» Exercise aim
Below is a listing with pictures in it. Copy it exactly without them.

::: Dataset extract :::

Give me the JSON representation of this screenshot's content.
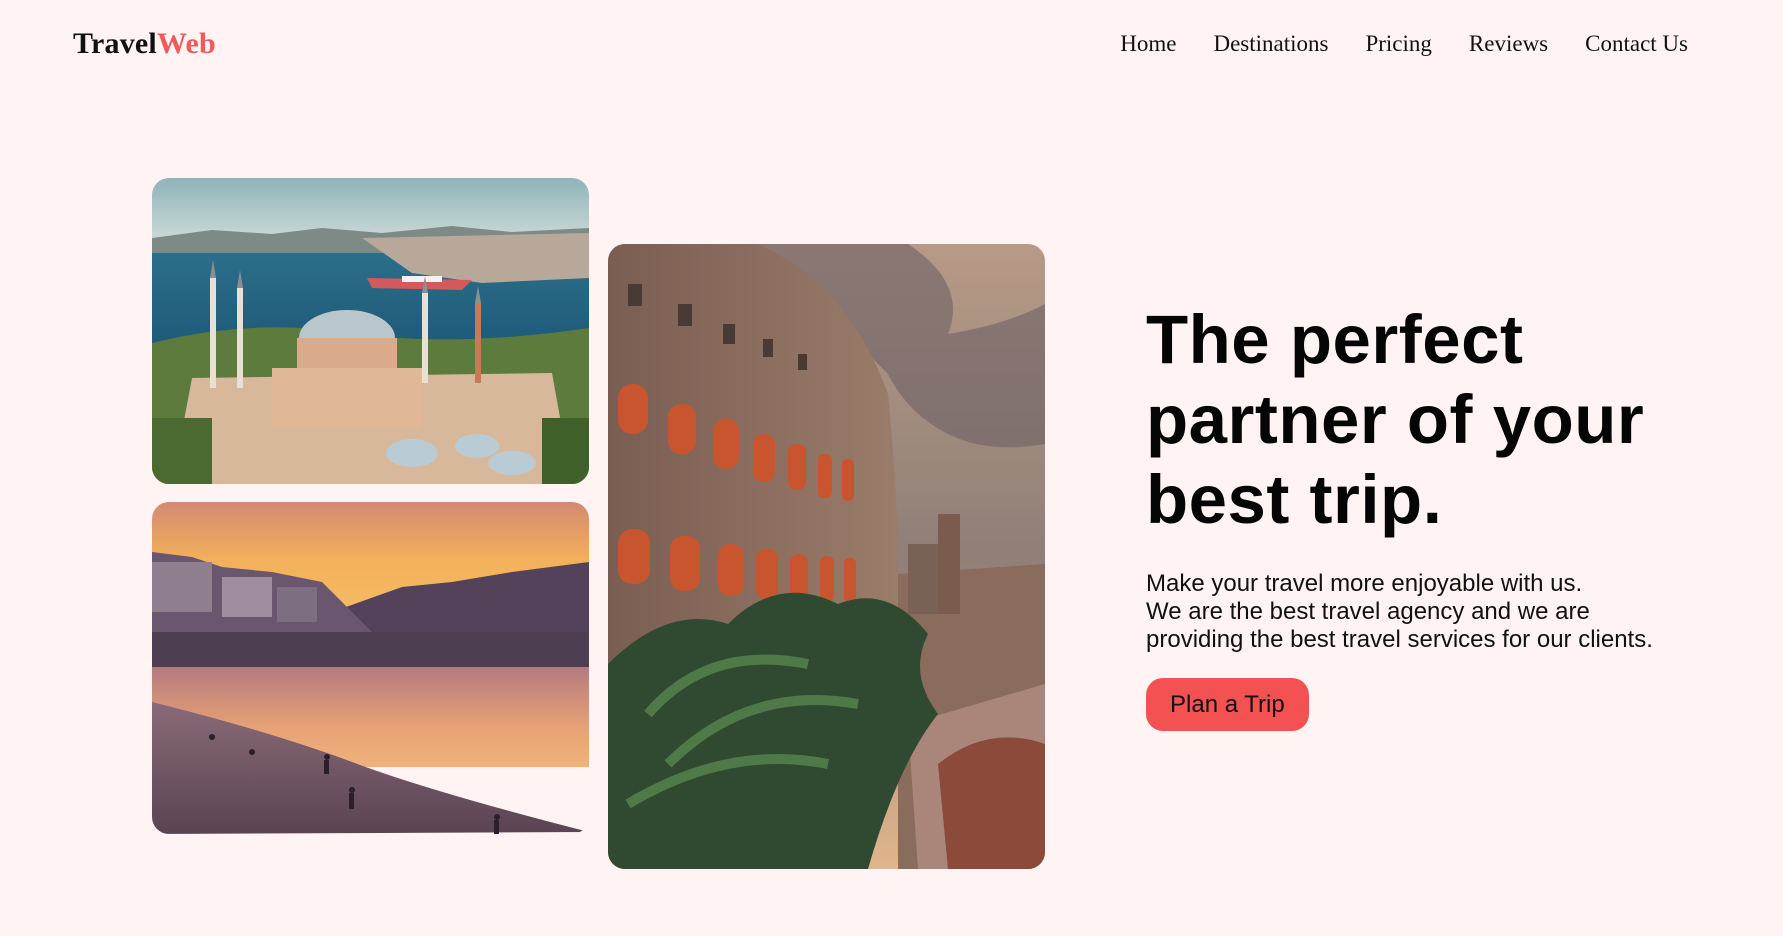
{
  "brand": {
    "name_part1": "Travel",
    "name_part2": "Web",
    "accent_color": "#f25a5a"
  },
  "nav": {
    "items": [
      {
        "label": "Home"
      },
      {
        "label": "Destinations"
      },
      {
        "label": "Pricing"
      },
      {
        "label": "Reviews"
      },
      {
        "label": "Contact Us"
      }
    ]
  },
  "gallery": {
    "images": [
      {
        "subject": "Hagia Sophia, Istanbul"
      },
      {
        "subject": "beach at sunset"
      },
      {
        "subject": "Colosseum, Rome"
      }
    ]
  },
  "hero": {
    "headline_line1": "The perfect",
    "headline_line2": "partner of your",
    "headline_line3": "best trip.",
    "description_lines": [
      "Make your travel more enjoyable with us.",
      "We are the best travel agency and we are",
      "providing the best travel services for our clients."
    ],
    "cta_label": "Plan a Trip",
    "cta_color": "#f45252"
  },
  "colors": {
    "background": "#fff4f3",
    "text": "#111111"
  }
}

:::

» Your response
Give me the JSON representation of this screenshot's content.
{
  "brand": {
    "name_part1": "Travel",
    "name_part2": "Web",
    "accent_color": "#f25a5a"
  },
  "nav": {
    "items": [
      {
        "label": "Home"
      },
      {
        "label": "Destinations"
      },
      {
        "label": "Pricing"
      },
      {
        "label": "Reviews"
      },
      {
        "label": "Contact Us"
      }
    ]
  },
  "gallery": {
    "images": [
      {
        "subject": "Hagia Sophia, Istanbul"
      },
      {
        "subject": "beach at sunset"
      },
      {
        "subject": "Colosseum, Rome"
      }
    ]
  },
  "hero": {
    "headline_line1": "The perfect",
    "headline_line2": "partner of your",
    "headline_line3": "best trip.",
    "description_lines": [
      "Make your travel more enjoyable with us.",
      "We are the best travel agency and we are",
      "providing the best travel services for our clients."
    ],
    "cta_label": "Plan a Trip",
    "cta_color": "#f45252"
  },
  "colors": {
    "background": "#fff4f3",
    "text": "#111111"
  }
}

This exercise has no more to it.